Assignment: Could you please output all of the data exactly, without the images?
BEGIN Supplied material
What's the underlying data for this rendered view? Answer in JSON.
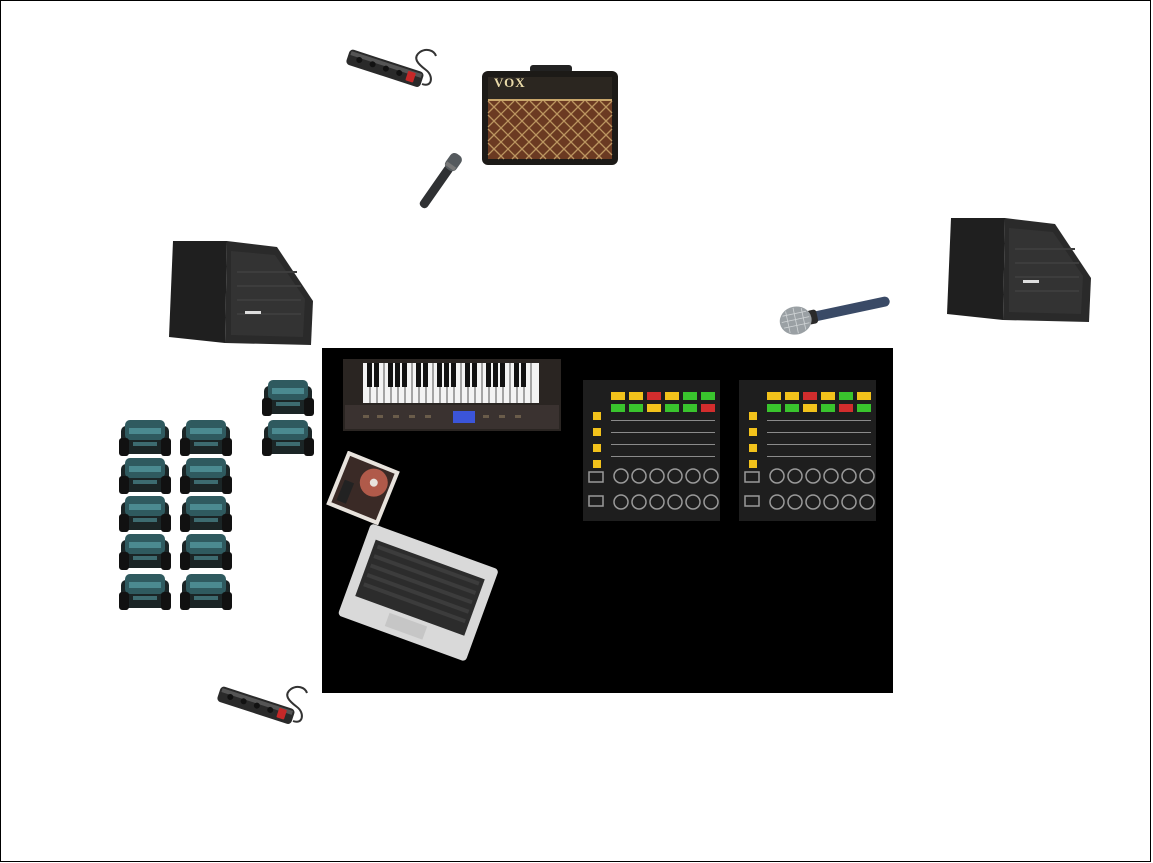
{
  "colors": {
    "background": "#ffffff",
    "stage": "#000000",
    "di_box": "#2f5a5f",
    "di_box_dark": "#1b2526",
    "meter_yellow": "#f2c21b",
    "meter_red": "#d22d2d",
    "meter_green": "#39c42d"
  },
  "amplifier": {
    "brand": "VOX",
    "icon": "guitar-amplifier-icon"
  },
  "items": [
    {
      "name": "power-strip-top",
      "icon": "power-strip-icon"
    },
    {
      "name": "guitar-amp",
      "icon": "guitar-amplifier-icon"
    },
    {
      "name": "instrument-microphone",
      "icon": "microphone-icon"
    },
    {
      "name": "monitor-wedge-left",
      "icon": "stage-monitor-icon"
    },
    {
      "name": "monitor-wedge-right",
      "icon": "stage-monitor-icon"
    },
    {
      "name": "vocal-microphone",
      "icon": "microphone-icon"
    },
    {
      "name": "di-box-group",
      "icon": "di-box-icon",
      "count": 12
    },
    {
      "name": "midi-keyboard",
      "icon": "keyboard-icon"
    },
    {
      "name": "audio-interface-cd",
      "icon": "cd-interface-icon"
    },
    {
      "name": "laptop",
      "icon": "laptop-icon"
    },
    {
      "name": "mixer-left",
      "icon": "mixer-icon"
    },
    {
      "name": "mixer-right",
      "icon": "mixer-icon"
    },
    {
      "name": "power-strip-bottom",
      "icon": "power-strip-icon"
    }
  ]
}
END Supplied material
Reply to the exercise:
What's the underlying data for this rendered view? Answer in JSON.
{
  "colors": {
    "background": "#ffffff",
    "stage": "#000000",
    "di_box": "#2f5a5f",
    "di_box_dark": "#1b2526",
    "meter_yellow": "#f2c21b",
    "meter_red": "#d22d2d",
    "meter_green": "#39c42d"
  },
  "amplifier": {
    "brand": "VOX",
    "icon": "guitar-amplifier-icon"
  },
  "items": [
    {
      "name": "power-strip-top",
      "icon": "power-strip-icon"
    },
    {
      "name": "guitar-amp",
      "icon": "guitar-amplifier-icon"
    },
    {
      "name": "instrument-microphone",
      "icon": "microphone-icon"
    },
    {
      "name": "monitor-wedge-left",
      "icon": "stage-monitor-icon"
    },
    {
      "name": "monitor-wedge-right",
      "icon": "stage-monitor-icon"
    },
    {
      "name": "vocal-microphone",
      "icon": "microphone-icon"
    },
    {
      "name": "di-box-group",
      "icon": "di-box-icon",
      "count": 12
    },
    {
      "name": "midi-keyboard",
      "icon": "keyboard-icon"
    },
    {
      "name": "audio-interface-cd",
      "icon": "cd-interface-icon"
    },
    {
      "name": "laptop",
      "icon": "laptop-icon"
    },
    {
      "name": "mixer-left",
      "icon": "mixer-icon"
    },
    {
      "name": "mixer-right",
      "icon": "mixer-icon"
    },
    {
      "name": "power-strip-bottom",
      "icon": "power-strip-icon"
    }
  ]
}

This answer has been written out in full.